The overall interception of all our data online goes way too far. The responsible public authorities lost any relation to reality. Their operations are illegal and not covered by any constitution of any free and democratic country. We, the citizens, don’t control them, they control us. That’s scary and wrong in so many ways. And, the worst thing is: It does not make the world a more secure place. All the official statements and numbers about crimes they allegedly avoided turned out so far as a flop.

An email is still a letter, a chat is still a private communication and a Google hangout is still, well, a hangout. The Privacy we take for granted in a lot of countries when sitting on our porch or in our living rooms deflagrates in a blink of an eye, when we enter the Internet or pick up our phone. And that is not acceptable for a civil society!

— Did your company participate in NSA’s PRISM program?

Heaven forbid! No!

— How has Edward Snowden’s revelations about NSA’s PRISM program changed your view on online security?

As Edward Snowden exposed the NSA program Prism, I was surprised to find out that reality is far worse than any science fiction scenario or conspiracy theory. Even as a co-founder and CEO of a VPN company, I found the scale of these operations through an US government agency hard to believe until everything was confirmed and approved.

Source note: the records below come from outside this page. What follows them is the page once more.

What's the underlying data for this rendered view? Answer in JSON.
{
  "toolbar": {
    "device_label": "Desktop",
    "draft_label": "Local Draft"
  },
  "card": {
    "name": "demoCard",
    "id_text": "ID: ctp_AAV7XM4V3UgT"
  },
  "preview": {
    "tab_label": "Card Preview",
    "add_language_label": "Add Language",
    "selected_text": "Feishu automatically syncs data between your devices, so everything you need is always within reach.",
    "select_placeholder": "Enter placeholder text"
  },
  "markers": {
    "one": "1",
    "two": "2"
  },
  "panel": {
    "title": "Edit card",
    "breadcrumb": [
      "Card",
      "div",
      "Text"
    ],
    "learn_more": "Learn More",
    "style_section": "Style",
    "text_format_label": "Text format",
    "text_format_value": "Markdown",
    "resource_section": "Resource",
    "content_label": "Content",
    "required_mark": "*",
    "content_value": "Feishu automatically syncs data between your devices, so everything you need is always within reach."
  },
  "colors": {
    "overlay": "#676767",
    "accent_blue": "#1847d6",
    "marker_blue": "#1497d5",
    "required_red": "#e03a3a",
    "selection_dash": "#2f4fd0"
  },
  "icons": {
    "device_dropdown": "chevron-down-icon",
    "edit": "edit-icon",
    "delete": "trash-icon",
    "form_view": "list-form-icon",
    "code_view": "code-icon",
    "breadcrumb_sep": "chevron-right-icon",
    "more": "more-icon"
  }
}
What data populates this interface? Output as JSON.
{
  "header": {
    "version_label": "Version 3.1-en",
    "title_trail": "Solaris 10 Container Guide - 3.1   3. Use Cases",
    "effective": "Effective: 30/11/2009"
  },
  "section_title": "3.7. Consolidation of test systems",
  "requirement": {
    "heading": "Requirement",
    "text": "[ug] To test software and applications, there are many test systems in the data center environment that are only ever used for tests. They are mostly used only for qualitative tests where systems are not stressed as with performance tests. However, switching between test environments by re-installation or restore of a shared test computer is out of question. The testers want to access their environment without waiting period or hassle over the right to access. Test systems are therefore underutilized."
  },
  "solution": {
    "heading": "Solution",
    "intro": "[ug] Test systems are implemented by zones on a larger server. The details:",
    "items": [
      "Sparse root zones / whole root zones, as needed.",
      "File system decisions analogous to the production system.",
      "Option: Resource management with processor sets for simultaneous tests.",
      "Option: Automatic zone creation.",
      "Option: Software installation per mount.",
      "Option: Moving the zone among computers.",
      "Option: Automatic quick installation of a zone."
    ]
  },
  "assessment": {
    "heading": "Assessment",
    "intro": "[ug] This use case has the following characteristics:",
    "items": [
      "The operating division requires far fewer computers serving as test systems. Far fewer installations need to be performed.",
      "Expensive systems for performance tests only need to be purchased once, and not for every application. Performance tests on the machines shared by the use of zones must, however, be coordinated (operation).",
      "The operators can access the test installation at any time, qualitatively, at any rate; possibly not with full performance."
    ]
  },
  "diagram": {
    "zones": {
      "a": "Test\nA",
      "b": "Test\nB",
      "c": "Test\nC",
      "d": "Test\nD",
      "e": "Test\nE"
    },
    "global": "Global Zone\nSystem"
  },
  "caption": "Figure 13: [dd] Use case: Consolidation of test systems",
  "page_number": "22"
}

Then, it all got even worse with Tempora, the program assigned with the full record of all internet traffic through the British secret service, GCHQ. And from there on it was pretty clear that Prism and Tempora are just small pieces of the puzzle.

The next level was to realize that our politicians are either not willing or able to defend our basic human rights, such as privacy. Then I heard Barak Obama, the Nobel Peace Prize Laureate reacting to the scandal by stating that we can’t have 100% security and 100% privacy. In other words, we all should have 0% privacy to maybe get a bit more security. Hans-Peter Uhl, the German spokesman for interior security of the CDU/CSU faction in the Bundestag says that the state anyway can’t help and people should encrypt their data by their own, if they want to have privacy. Sounded like they were making fun of each and every single one of us.

And I felt the first time, that what we do at CyberGhost VPN might have an impact on the future of the internet. Here at CyberGhost, we believe that privacy is for everyone and with our daily work, we’ve been striving to make it accessible and convenient.

— What’s the future of online security?

We will see a change from protecting devices to protecting people. The next big winners will be companies that make all kind of encryption technologies easy to use for people with no technical background.

— Where do you see your company in five years?

I am more convinced than ever that CyberGhost VPN has the basics and assets for becoming a truly meaningful global player in the field of online security. Our strategy is to evolve on the long term into an “Amazon AWS” for VPN. We work right now on an amazing API that will allow everybody to build great Apps based on our award winning VPN technology.

In five years, CyberGhost will be the market leader for Consumer VPN technology. We will run the world’s biggest network of VPN nodes and distribute a remarkable amount of the internet’s global traffic – but encrypted.

— Is there anything else you’d like to add?

It’s now my second year as CyberGhost’s CEO. Since CyberGhost VPN started in 2004 and then moved to Bucharest, Romania to settle our headquarters here, our service grew from a few hundred users to more than 2.5 Million people with around 300.000 unique users logging in to our network every single month. CyberGhost developed from a two men show into a staff of more than 20 employees in various different countries. Every single day, around 3.500 new CyberGhost accounts are created, delivering us a constant growth and market expansion. I simply wish to thank our users, for their constant trust and support over the years and that they give us the possibility to build this great company. I am deeply grateful for that.

— Who would you suggest us to interview for this series, who would you like to read about?

Oh, ask every single CEO of an Antivirus company if their products also scan and detect Trojan horses initiated by governmental organisations. I would be curious about the answers…